Lines holding the string "Pham": copy each one from the listing below.

── Data excerpts

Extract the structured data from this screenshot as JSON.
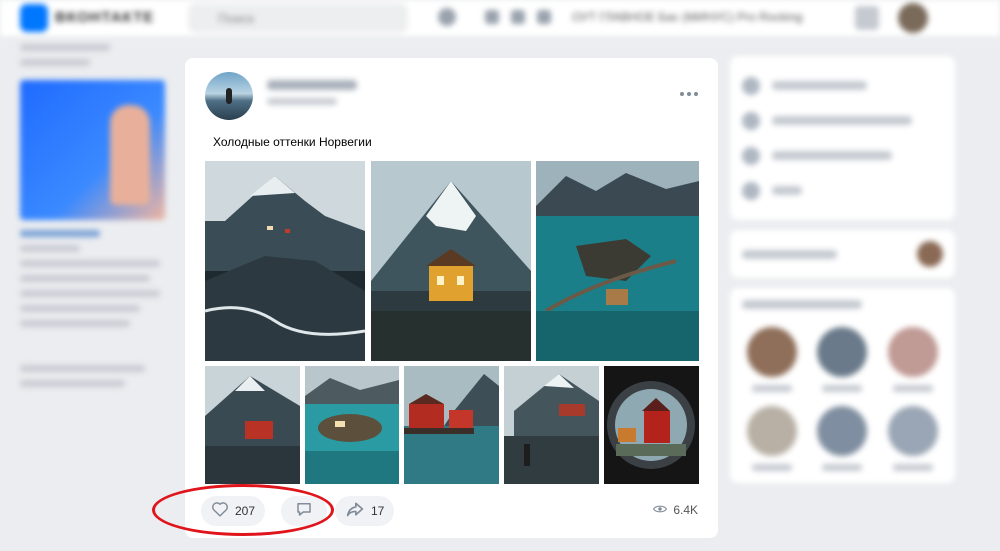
{
  "topbar": {
    "logo_text": "ВКОНТАКТЕ",
    "search_placeholder": "Поиск",
    "player_text": "ОУТ ГЛАВНОЕ Бас (МИНУС) Pro Rocking"
  },
  "post": {
    "text": "Холодные оттенки Норвегии",
    "likes": "207",
    "shares": "17",
    "views": "6.4K"
  },
  "icons": {
    "more": "more-dots-icon",
    "like": "heart-icon",
    "comment": "comment-icon",
    "share": "share-arrow-icon",
    "views": "eye-icon"
  },
  "colors": {
    "highlight": "#e0141b",
    "accent": "#0077ff"
  }
}
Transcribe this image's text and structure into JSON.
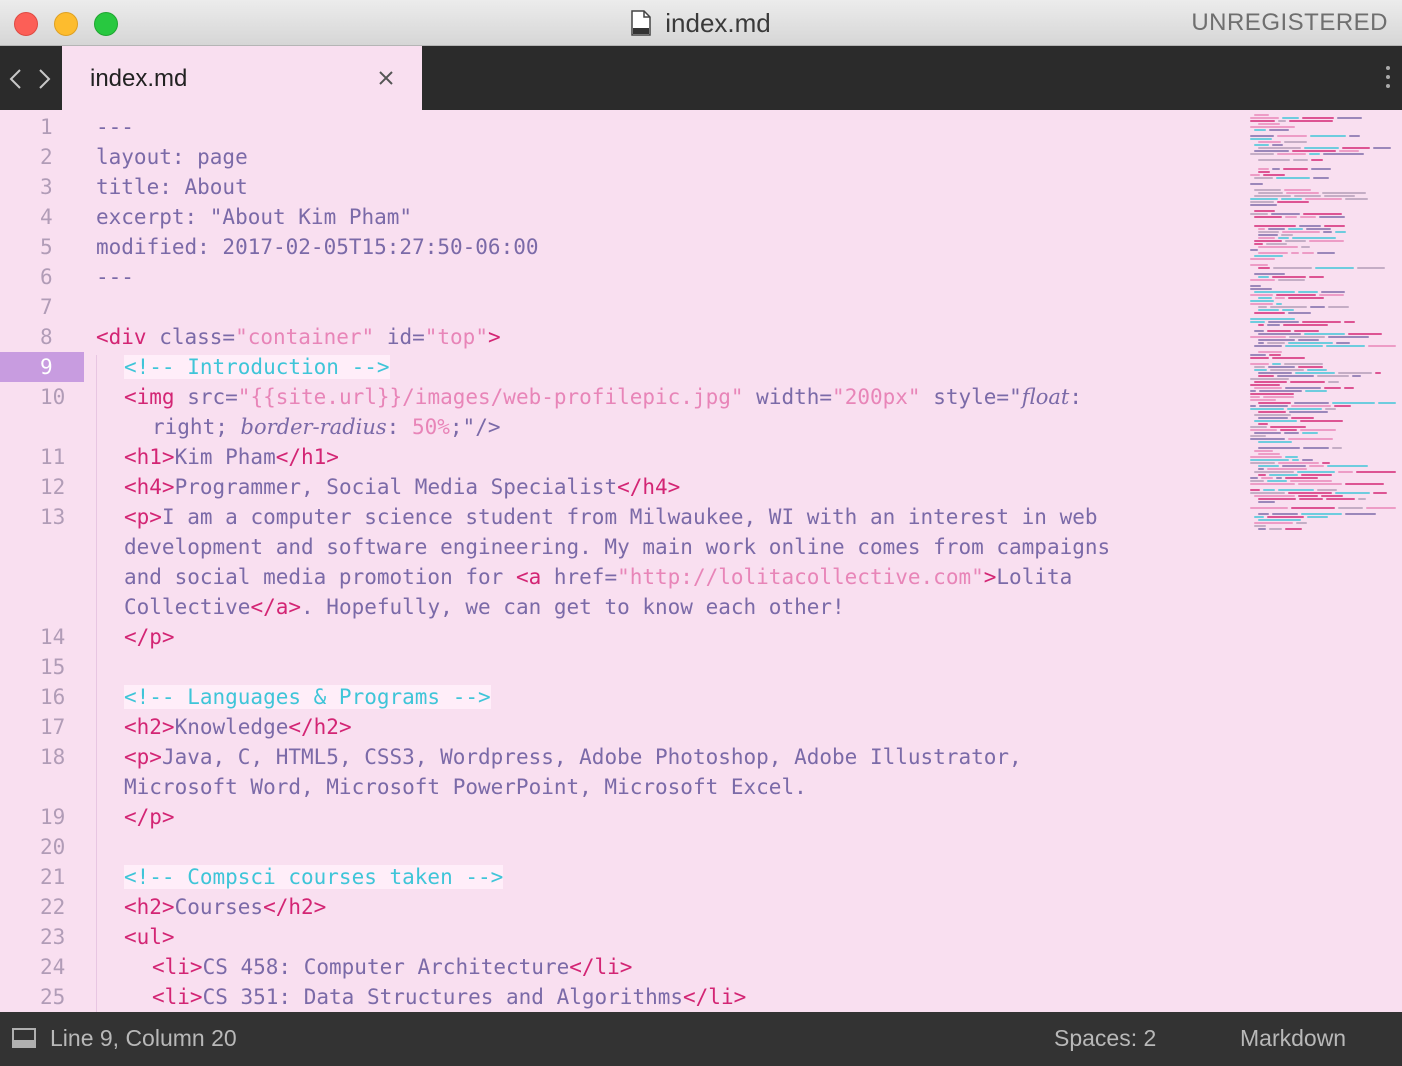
{
  "window": {
    "title": "index.md",
    "registration": "UNREGISTERED"
  },
  "tab": {
    "label": "index.md"
  },
  "editor": {
    "line_numbers": [
      "1",
      "2",
      "3",
      "4",
      "5",
      "6",
      "7",
      "8",
      "9",
      "10",
      "11",
      "12",
      "13",
      "14",
      "15",
      "16",
      "17",
      "18",
      "19",
      "20",
      "21",
      "22",
      "23",
      "24",
      "25"
    ],
    "current_line": "9",
    "code": {
      "l1": "---",
      "l2": "layout: page",
      "l3": "title: About",
      "l4": "excerpt: \"About Kim Pham\"",
      "l5": "modified: 2017-02-05T15:27:50-06:00",
      "l6": "---",
      "l8_open": "<div",
      "l8_attr1": " class=",
      "l8_val1": "\"container\"",
      "l8_attr2": " id=",
      "l8_val2": "\"top\"",
      "l8_close": ">",
      "l9_comment": "<!-- Introduction -->",
      "l10_open": "<img",
      "l10_attr1": " src=",
      "l10_val1": "\"{{site.url}}/images/web-profilepic.jpg\"",
      "l10_attr2": " width=",
      "l10_val2": "\"200px\"",
      "l10_attr3": " style=\"",
      "l10_prop1": "float",
      "l10_colon": ":",
      "l10b_value1": "right",
      "l10b_semi": "; ",
      "l10b_prop2": "border-radius",
      "l10b_colon": ": ",
      "l10b_value2": "50%",
      "l10b_end": ";\"/>",
      "l11_open": "<h1>",
      "l11_text": "Kim Pham",
      "l11_close": "</h1>",
      "l12_open": "<h4>",
      "l12_text": "Programmer, Social Media Specialist",
      "l12_close": "</h4>",
      "l13_open": "<p>",
      "l13_text": "I am a computer science student from Milwaukee, WI with an interest in web",
      "l13b_text": "development and software engineering. My main work online comes from campaigns",
      "l13c_text": "and social media promotion for ",
      "l13c_a": "<a",
      "l13c_attr": " href=",
      "l13c_val": "\"http://lolitacollective.com\"",
      "l13c_gt": ">",
      "l13c_text2": "Lolita",
      "l13d_text": "Collective",
      "l13d_aclose": "</a>",
      "l13d_text2": ". Hopefully, we can get to know each other!",
      "l14": "</p>",
      "l16_comment": "<!-- Languages & Programs -->",
      "l17_open": "<h2>",
      "l17_text": "Knowledge",
      "l17_close": "</h2>",
      "l18_open": "<p>",
      "l18_text": "Java, C, HTML5, CSS3, Wordpress, Adobe Photoshop, Adobe Illustrator,",
      "l18b_text": "Microsoft Word, Microsoft PowerPoint, Microsoft Excel.",
      "l19": "</p>",
      "l21_comment": "<!-- Compsci courses taken -->",
      "l22_open": "<h2>",
      "l22_text": "Courses",
      "l22_close": "</h2>",
      "l23": "<ul>",
      "l24_open": "<li>",
      "l24_text": "CS 458: Computer Architecture",
      "l24_close": "</li>",
      "l25_open": "<li>",
      "l25_text": "CS 351: Data Structures and Algorithms",
      "l25_close": "</li>"
    }
  },
  "status": {
    "position": "Line 9, Column 20",
    "indentation": "Spaces: 2",
    "syntax": "Markdown"
  },
  "colors": {
    "background": "#f9dff0",
    "tag": "#d32574",
    "string": "#e885b8",
    "comment": "#3fc5d8",
    "text": "#7b6aa8",
    "current_line": "#c89ce0",
    "chrome_dark": "#2b2b2b"
  }
}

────

Expected answer:
      "l4": "excerpt: \"About Kim Pham\"",
      "l11_text": "Kim Pham",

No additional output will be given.